Problem: Would you mind restating all of the records word for word, skipping the pictures?

──────

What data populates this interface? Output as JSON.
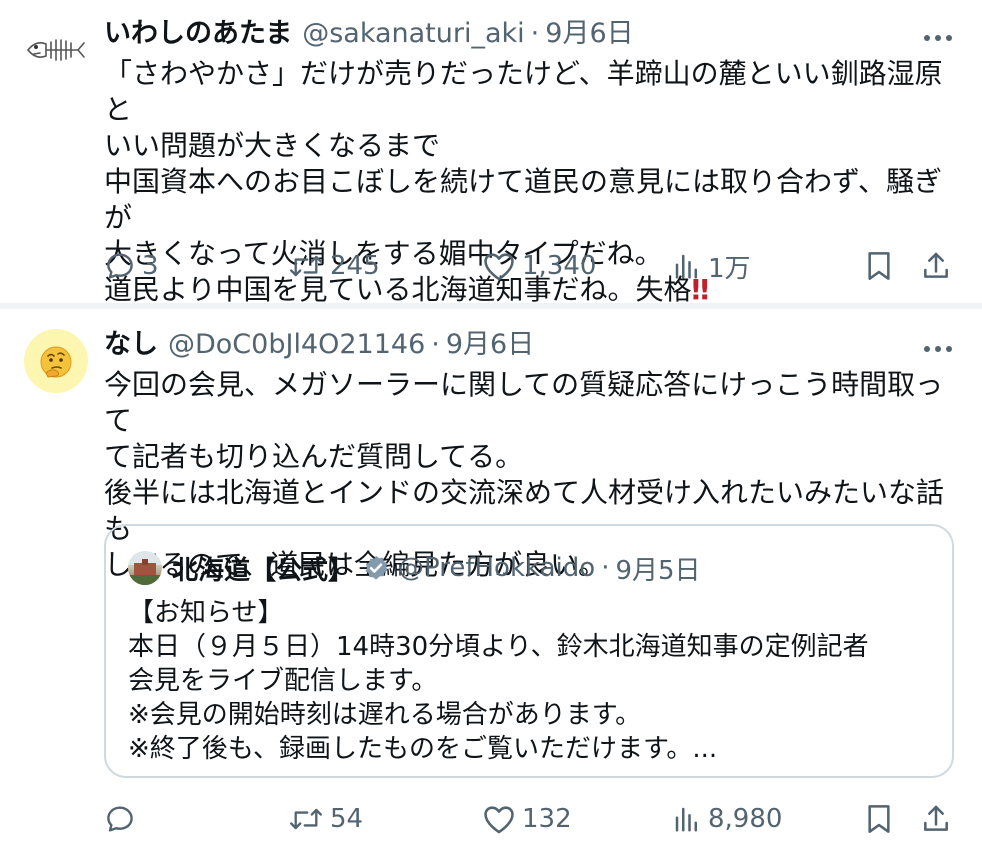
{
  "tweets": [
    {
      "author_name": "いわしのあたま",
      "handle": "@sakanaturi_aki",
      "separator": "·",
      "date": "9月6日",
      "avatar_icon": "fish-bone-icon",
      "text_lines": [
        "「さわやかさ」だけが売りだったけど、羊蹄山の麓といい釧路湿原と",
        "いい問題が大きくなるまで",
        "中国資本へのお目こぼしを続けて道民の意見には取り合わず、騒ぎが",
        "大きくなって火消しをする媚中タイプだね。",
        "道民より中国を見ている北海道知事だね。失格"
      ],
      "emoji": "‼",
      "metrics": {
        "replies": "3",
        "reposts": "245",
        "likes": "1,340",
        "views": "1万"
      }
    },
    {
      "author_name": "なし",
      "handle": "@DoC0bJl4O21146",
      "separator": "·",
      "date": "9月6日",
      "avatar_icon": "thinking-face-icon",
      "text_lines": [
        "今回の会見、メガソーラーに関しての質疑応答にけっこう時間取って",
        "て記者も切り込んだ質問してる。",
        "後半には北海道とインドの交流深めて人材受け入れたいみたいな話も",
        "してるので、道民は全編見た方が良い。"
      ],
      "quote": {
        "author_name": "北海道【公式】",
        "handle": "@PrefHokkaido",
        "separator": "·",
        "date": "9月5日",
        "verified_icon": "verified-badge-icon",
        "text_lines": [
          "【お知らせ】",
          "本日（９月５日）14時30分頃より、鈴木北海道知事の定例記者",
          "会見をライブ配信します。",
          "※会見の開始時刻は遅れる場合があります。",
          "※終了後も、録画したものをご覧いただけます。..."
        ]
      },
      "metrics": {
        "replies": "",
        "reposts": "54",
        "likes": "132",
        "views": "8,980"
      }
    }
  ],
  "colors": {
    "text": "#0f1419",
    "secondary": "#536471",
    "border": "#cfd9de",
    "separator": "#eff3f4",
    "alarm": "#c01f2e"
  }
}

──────

Solution to this task:
What data populates this interface? Output as JSON.
{
  "tweets": [
    {
      "author_name": "いわしのあたま",
      "handle": "@sakanaturi_aki",
      "separator": "·",
      "date": "9月6日",
      "avatar_icon": "fish-bone-icon",
      "text_lines": [
        "「さわやかさ」だけが売りだったけど、羊蹄山の麓といい釧路湿原と",
        "いい問題が大きくなるまで",
        "中国資本へのお目こぼしを続けて道民の意見には取り合わず、騒ぎが",
        "大きくなって火消しをする媚中タイプだね。",
        "道民より中国を見ている北海道知事だね。失格"
      ],
      "emoji": "‼",
      "metrics": {
        "replies": "3",
        "reposts": "245",
        "likes": "1,340",
        "views": "1万"
      }
    },
    {
      "author_name": "なし",
      "handle": "@DoC0bJl4O21146",
      "separator": "·",
      "date": "9月6日",
      "avatar_icon": "thinking-face-icon",
      "text_lines": [
        "今回の会見、メガソーラーに関しての質疑応答にけっこう時間取って",
        "て記者も切り込んだ質問してる。",
        "後半には北海道とインドの交流深めて人材受け入れたいみたいな話も",
        "してるので、道民は全編見た方が良い。"
      ],
      "quote": {
        "author_name": "北海道【公式】",
        "handle": "@PrefHokkaido",
        "separator": "·",
        "date": "9月5日",
        "verified_icon": "verified-badge-icon",
        "text_lines": [
          "【お知らせ】",
          "本日（９月５日）14時30分頃より、鈴木北海道知事の定例記者",
          "会見をライブ配信します。",
          "※会見の開始時刻は遅れる場合があります。",
          "※終了後も、録画したものをご覧いただけます。..."
        ]
      },
      "metrics": {
        "replies": "",
        "reposts": "54",
        "likes": "132",
        "views": "8,980"
      }
    }
  ],
  "colors": {
    "text": "#0f1419",
    "secondary": "#536471",
    "border": "#cfd9de",
    "separator": "#eff3f4",
    "alarm": "#c01f2e"
  }
}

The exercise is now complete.